Tenchi: Building a Bridge between Heaven and Earth by Alister Gillies 2012, CreateSpace, 134 pp. paperback-$14.00 e-book-$3.99 Review by Ken Jeremiah, Ed.D. “Tenchi: Building a Bridge between Heaven and Earth” is written by a longtime practitioner of Aikido, Alister Gillies. In this text, he relates some of the things he has learned throughout the years. These include some insights regarding the connection between the mind and body, and the training undertaken in order enhance this relationship. The book also includes information about the development of internal power, and the existence of specific (aiki) movements in Aikido that can be traced to its parent art, Daito-ryu Aikijujutsu. The book is a collection of essays in which the author reflects upon his personal experiences while training in martial arts, and on the practices used in order to increase the connection between the mind and the body. Due to the nature of the book, there is a variety of topics covered. These topics include the “therapeutic value and function” of Aikido, and the diversity of different styles of Aikido. “Tenchi: Building a Bridge between Heaven and Earth” also points out the popularity of Aikido (and Zen) in Italy and France. Comparing the ideas of French philosophers with the viewpoints found in Japanese martial and spiritual practices, the author explains how such seemingly diverse traditions actually blended together logically for Europeans. It is primarily for this reason that “there are more people practicing Aikido in France today than in any other country, including Japan.” Italy also retains a strong connection to Japan, and it too has a flourishing Aikido community. In my opinion, the most interesting aspects of the book were the chapters in which Mr. Gillies delved into the history of the art. He explained that O-Sensei taught different things to different students, and that this must be kept in mind in order to understand the complete whole. He also explored the connection between Daito-ryu and Aikido with an emphasis on the changes that O-Sensei made in order to formulate Aikido. In addition, he discussed the connection of Aikido to Zen. Although O-Sensei was not a member of this sect, or any Buddhist sect, there are some practitioners today who like to make this connection. As such, this book may help to clarify such connections for students who choose to combine these traditions, modifying Aikido in order to suit their own purposes. Mr. Gillies also compares the teachings of Aikido, specifically the notion of Tenchi, to various other religious and cultural traditions on the planet, including shamanism. “Tenchi: Building a Bridge between Heaven and Earth” does not lead readers along a linear, step-by-step voyage. Rather, it is a free-flowing, drifting text, in which the readers might not know where they will end up. However, at the end of the trip, they will be richer due to the experience. This text is worthwhile for practitioners of Aikido, and it may lead to future research regarding the connections between Chinese and Japanese practices and similar exercises found in cultures throughout the world, both new and old. I recommend it.

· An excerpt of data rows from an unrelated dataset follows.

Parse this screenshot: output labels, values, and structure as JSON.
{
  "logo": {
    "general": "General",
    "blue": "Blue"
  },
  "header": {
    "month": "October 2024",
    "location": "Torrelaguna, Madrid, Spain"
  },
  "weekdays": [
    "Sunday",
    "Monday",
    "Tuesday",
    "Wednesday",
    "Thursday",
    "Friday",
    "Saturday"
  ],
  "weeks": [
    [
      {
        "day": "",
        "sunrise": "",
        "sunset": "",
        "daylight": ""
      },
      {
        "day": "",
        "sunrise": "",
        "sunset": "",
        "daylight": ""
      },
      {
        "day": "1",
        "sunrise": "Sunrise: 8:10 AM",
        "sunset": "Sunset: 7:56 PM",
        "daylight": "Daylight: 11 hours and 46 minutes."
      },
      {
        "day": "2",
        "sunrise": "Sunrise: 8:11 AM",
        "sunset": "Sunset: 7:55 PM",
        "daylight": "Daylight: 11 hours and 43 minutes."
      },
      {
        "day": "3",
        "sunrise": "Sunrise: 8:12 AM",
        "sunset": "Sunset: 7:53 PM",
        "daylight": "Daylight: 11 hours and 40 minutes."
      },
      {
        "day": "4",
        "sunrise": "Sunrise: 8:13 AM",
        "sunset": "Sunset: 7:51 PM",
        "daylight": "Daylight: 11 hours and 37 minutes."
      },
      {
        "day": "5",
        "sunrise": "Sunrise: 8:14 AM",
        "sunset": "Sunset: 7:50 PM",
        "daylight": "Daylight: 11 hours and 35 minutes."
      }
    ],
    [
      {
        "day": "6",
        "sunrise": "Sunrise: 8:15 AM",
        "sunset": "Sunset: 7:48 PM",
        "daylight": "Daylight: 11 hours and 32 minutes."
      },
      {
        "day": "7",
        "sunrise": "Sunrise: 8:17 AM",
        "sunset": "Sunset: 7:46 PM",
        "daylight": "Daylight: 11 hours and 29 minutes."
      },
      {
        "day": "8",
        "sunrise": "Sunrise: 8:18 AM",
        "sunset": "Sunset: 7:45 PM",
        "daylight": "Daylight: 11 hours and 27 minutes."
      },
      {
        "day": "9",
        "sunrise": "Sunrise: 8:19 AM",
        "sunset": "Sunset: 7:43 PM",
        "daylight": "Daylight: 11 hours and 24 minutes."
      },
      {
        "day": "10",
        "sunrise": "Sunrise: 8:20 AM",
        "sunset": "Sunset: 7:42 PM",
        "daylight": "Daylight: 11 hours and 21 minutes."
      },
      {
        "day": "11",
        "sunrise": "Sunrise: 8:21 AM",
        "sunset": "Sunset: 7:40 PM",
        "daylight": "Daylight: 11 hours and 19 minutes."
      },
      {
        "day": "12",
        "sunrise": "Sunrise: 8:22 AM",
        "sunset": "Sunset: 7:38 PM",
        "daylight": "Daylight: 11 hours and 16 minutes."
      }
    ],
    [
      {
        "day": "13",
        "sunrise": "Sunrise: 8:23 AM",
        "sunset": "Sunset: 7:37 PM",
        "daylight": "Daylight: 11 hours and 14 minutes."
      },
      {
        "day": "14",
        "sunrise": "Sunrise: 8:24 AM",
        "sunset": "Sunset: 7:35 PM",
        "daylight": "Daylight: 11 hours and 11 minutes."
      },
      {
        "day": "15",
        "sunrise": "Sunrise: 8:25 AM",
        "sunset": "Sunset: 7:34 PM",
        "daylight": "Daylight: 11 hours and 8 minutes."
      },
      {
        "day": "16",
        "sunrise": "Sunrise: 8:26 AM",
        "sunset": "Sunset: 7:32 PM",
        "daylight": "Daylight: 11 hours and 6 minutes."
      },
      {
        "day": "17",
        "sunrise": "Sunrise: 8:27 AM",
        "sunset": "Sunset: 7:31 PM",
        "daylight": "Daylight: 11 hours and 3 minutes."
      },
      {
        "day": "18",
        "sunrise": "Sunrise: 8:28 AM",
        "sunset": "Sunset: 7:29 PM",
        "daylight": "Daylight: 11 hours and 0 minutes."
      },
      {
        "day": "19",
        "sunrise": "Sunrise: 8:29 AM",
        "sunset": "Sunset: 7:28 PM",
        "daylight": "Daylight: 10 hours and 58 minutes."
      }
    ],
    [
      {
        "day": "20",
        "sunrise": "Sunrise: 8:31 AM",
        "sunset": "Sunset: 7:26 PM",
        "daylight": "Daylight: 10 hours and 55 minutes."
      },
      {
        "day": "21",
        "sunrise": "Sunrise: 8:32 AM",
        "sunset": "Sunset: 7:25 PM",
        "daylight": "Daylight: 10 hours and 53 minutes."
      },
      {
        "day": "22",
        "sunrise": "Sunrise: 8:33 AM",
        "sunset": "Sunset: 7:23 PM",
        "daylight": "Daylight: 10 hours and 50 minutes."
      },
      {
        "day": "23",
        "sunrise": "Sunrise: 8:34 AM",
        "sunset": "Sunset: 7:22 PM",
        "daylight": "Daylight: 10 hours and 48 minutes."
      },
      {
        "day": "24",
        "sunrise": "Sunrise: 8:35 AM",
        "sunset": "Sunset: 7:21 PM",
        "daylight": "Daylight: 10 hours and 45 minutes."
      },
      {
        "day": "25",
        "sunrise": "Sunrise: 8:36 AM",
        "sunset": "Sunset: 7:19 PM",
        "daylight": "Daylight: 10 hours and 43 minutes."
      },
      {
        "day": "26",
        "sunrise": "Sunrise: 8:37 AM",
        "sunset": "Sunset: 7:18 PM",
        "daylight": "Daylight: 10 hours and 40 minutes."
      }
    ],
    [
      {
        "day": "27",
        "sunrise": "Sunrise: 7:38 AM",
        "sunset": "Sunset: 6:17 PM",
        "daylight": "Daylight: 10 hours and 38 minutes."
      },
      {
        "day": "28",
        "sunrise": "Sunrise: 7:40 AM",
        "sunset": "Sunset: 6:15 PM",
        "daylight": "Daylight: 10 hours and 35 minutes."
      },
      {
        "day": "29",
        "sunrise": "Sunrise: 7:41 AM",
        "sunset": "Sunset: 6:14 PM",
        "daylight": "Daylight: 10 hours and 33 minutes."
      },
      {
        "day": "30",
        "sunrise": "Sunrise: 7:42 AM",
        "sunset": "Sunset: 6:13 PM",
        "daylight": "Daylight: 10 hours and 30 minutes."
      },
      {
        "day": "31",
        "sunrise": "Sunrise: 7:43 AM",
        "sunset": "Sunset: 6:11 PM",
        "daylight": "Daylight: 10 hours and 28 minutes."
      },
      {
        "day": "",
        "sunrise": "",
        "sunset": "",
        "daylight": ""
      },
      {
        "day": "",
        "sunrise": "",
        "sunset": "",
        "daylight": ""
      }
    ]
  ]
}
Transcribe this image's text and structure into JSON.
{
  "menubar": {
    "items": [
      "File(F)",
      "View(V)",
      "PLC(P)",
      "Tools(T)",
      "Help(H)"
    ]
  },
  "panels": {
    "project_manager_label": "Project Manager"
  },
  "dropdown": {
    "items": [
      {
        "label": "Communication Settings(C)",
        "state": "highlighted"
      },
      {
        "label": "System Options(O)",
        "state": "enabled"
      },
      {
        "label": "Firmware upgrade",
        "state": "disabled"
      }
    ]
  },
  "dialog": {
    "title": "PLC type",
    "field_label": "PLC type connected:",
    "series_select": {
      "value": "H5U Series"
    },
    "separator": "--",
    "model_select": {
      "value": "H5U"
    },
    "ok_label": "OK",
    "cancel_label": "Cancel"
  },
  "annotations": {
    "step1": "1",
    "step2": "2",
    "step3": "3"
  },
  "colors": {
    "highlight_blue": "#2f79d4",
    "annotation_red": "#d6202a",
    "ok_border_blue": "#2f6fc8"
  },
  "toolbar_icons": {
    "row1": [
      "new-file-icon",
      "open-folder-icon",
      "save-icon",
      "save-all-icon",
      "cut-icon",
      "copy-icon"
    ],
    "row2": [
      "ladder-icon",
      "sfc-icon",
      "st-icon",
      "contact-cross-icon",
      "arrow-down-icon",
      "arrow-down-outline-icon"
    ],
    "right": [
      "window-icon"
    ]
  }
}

Rating: 8
Product Details: "Tenchi: Building a Bridge between Heaven and Earth" by Alister Gillies - posted: - Rating: ******** 8.00

Next Page »

Powered by: ReviewPost PHP vB3 Enhanced
Copyright 2006 All Enthusiast, Inc.

All times are GMT -6. The time now is 05:20 AM.

All times are GMT -6. The time now is 05:20 AM.

vBulletin Copyright © 2000-2020 Jelsoft Enterprises Limited
Copyright 1997-2020 AikiWeb and its Authors, All Rights Reserved.
For questions and comments about this website:
Send E-mail
plainlaid-picaresque outchasing-protistan explicantia-altarage seaford-stellionate